Symptom presentation, clinical characteristics and prognosis of non-post-menopausal women with ST-Elevation myocardial infarctions compared to age matched men

Johannes Schmucker (Bremen)1, A. Fach (Bremen)1, R. Osteresch (Bremen)1, S. Rühle (Bremen)1, R. Hambrecht (Bremen)1, H. Wienbergen (Bremen)1

1Bremer Institut für Herz- und Kreislaufforschung (BIHKF) Bremen, Deutschland


Introduction: While acute ST-elevation-myocardial infarctions (STEMI) in women before menopause are relatively rare, higher rates of atypical symptoms and higher short- and long-term-adverse event rates are often reported for women. However, women are on average older than men during the index events and their higher age might impact likelihood of atypical events and mortality rates. Aim of the present study was to compare women <55 years of age with STEMI to age matched men and to investigate the impact of gender on symptom presentation, infarction characteristics and short- and long-term outcome.

Methods: Patients <55 years of age with STEMI, admitted between 2006 and 2022 to a large PCI center were included in the analysis and women were compared to men.

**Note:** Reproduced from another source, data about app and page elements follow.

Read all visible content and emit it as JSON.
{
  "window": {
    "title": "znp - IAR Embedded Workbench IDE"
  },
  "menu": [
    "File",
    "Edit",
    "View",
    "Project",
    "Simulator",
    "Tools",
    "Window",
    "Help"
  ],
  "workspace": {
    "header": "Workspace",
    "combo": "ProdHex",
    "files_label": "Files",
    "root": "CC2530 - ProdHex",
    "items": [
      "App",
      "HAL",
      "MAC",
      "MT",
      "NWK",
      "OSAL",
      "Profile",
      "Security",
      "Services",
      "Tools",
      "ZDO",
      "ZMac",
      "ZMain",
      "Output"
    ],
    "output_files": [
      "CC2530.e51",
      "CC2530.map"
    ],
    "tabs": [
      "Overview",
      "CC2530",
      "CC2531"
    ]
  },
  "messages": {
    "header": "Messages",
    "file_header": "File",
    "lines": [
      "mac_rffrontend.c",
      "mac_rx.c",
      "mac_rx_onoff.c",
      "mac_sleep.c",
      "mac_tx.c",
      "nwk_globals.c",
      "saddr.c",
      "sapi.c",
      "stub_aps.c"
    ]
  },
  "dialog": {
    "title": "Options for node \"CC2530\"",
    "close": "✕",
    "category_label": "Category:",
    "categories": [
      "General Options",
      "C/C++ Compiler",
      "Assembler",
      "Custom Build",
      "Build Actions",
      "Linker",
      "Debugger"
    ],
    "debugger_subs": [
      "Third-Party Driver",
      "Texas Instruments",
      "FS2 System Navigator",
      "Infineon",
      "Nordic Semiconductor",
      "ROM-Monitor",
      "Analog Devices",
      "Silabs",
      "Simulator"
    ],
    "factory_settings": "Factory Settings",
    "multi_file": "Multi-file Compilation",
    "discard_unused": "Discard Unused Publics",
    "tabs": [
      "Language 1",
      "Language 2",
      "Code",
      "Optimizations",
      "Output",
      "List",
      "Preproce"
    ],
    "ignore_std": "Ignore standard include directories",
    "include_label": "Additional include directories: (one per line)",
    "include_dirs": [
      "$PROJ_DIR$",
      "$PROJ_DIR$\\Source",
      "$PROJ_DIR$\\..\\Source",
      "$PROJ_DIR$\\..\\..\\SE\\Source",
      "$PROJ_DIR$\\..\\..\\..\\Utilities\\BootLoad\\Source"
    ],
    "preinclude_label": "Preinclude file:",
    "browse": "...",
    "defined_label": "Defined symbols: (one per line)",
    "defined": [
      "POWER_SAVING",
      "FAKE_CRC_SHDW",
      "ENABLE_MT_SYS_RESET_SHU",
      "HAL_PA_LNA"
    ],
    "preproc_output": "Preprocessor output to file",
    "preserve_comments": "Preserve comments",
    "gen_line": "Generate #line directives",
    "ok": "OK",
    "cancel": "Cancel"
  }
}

To exclude regional bias a control group was established comparing the entire STEMI-cohort (women vs. men). Outcome results were presented in unadjusted and multivariate adjusted data.

Results: Of a total of 12094 patients in the total cohort 3343 (28%) were women and 8751 (72%) were men, with a mean age of 69.7±13 yrs. in women and 62.2±12 in men. Women were less likely to present without typical chest pain compared to men (12.0% vs. 8.5%, p<0.01) and more likely to present with dyspnea (26.1% vs. 22.7% p<0.01). When however focusing only on patients <55 yrs. of age (515 women (16.5%), 2594 men (83.5%)) mean age was similar between women and men (47.2±5.9 yrs. vs 47.5±5.5 47.5±5.5 yrs., p=0.26). Furthermore, women <55 yrs. had similar rates of absence of chest pain (5.7% vs. 5.4%, p=0.79) and similar rates of dyspnea (19.9% vs. 18.5%, p=0.45) compared to men, while rates of delayed STEMI-presentation were lower in women (8.3% vs. 10.9%, p=0.07). While women showed lower rates of multi-vessel-disease (women 37.1%, men 50.4%, p<0.01) unadjusted data showed that women <55 yrs. had a more than 60% higher 30-day and 1-year-mortality after STEMI compared to men (table, left side). This disadvantage for women remained in a multivariate model (table, right side). In a subgroup analysis, higher-1-year-mortality-rates for women were still evident when stratifying by presence of chest pain (with chest patin: women 5.9%, men 3.8%, p=0.06, w/o chest pain: women 34.7% vs.  men 19.6%, p=0.38) or when excluding patients with delayed STEMI-presentations (women 7.5%, men 4.9%, p=0.04).

Table: Short- and longterm outcome in STEMI-patients<55 yrs: women compared to men

  Unadjusted analysis   Adjusted analysis*
  30-day-mortality 1-year mortality  Multivariate model
(women vs. men)
 30-day-mortality 1-year mortality
 Women (%) 6.98.7  Adjusted OR 2.02 1.85
 Men (%) 4.25.2  95% CI 1.1-3.61.1-3.1
 p 0.017<0.01  p 0.0180.017

*Adjusted for BMI, diabetes, smoking, atypical symptoms, anterior STEMI, shock, single vessel disease, intervention

Conclusions: While only 16.5% of all STEMI-patients younger 55 years of age were women they showed a more than 60% higher short- and long-term-mortality compared to their male peers. This disadvantage, at least with our data, cannot be sufficiently explained by higher rates of delayed STEMI-presentations or abscence of typical chest pain. Further studies are needed to identify possible causes for this higher vulnerability of non-post-menopausal women to acute myocardial infarctions.
Diese Seite teilen